Here are some example that might help give an idea of exclusive vs inclusive:
>Your intake form might ask for Mom's Name and Dad's Name
>Your inclusive intake form might ask for Parent/Guardian and an additional Parent/Guardian
>Prenatal history and physical form may ask about "Father's Medical History"
>An inclusive prenatal history and physical form may ask about a "Father or Donor's Medical History"
>Your blog post might talk about a "Mom and Dad"
>Your inclusive blog post might talk about "Caregivers" or just more generically, "Parents"
>Your website's contact form might ask if the person is Male or Female
>Your website's inclusive contact form might leave a fill in option for Gender, so that they can self identify.
So where do you even start??
There are a few main areas that I advise people to examine first, when making an effort to make the switch to more inclusive language. Obviously this will be specific to your business or practice type, but this should be a good jumping off point:
- Main page
- About me/us page
- Blog posts
- Scheduling system
- Initial Contact or Customer Information Form
- Intake Forms
- Clinical Documentation
- Presentations and lectures
- Handouts and Guides
- Resource Lists
- Marketing Materials
- Welcome packet
- Outreach items such as banners, signs, etc.
- Staff and Subcontractors
- Business Partners
- Referral Partners
As an aside, I had to add "People" to the mix because this is a big one. You can make every effort to be inclusive, but if someone who works for you or with you isn't as inclusive, your efforts will be a moot point. I highly recommend that if you have staff or a team of subcontractors, that you have them take a cultural competency course of some kind (we offer them online. Which is why you should join our Professional Network News so you know when they are coming up!. You business is only as strong as the people who are working for it.
I recommend going through each and every step of your client on-boarding process, pretending you are a client yourself. What would a potential LGBT client see when they come to your site or pick up a brochure?
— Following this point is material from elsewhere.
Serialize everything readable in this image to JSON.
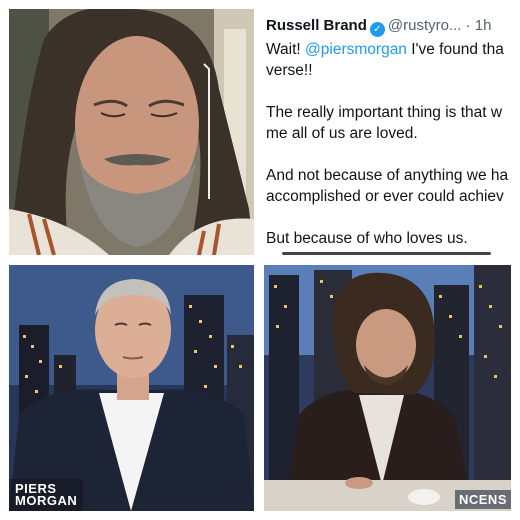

What would they see if they tried to book an appointment online? What questions would they be asked if they called to scheduled a new appointment with a staff member? What forms would they fill out when they arrived? What would they fill out on their client portal or history form? What materials would they receive upon arriving to your office or receiving a welcome packet? What would they be asked by other staff in your office during their appointment? What language will you, yourself, use during an appointment, birth, or shift?
If you examine each small step that the potential client will take to become an actual client, it can help to make sure that it's a welcoming experience from start to finish.
Have an LGBT friend or family member who you're close to? Would they be willing to be a "secret shopper" and test this process out for you and provide feedback? Even better!
One of the additional advantages of considering inclusivity in attracting more LGBT clients is that you are also being more inclusive of all sorts of families- single parents, co-parents, adoptive parents, foster parents, and non-traditional families. I've also found that potential clients, who may fall more in the "traditional family type" also notice and appreciate the effort to be inclusive.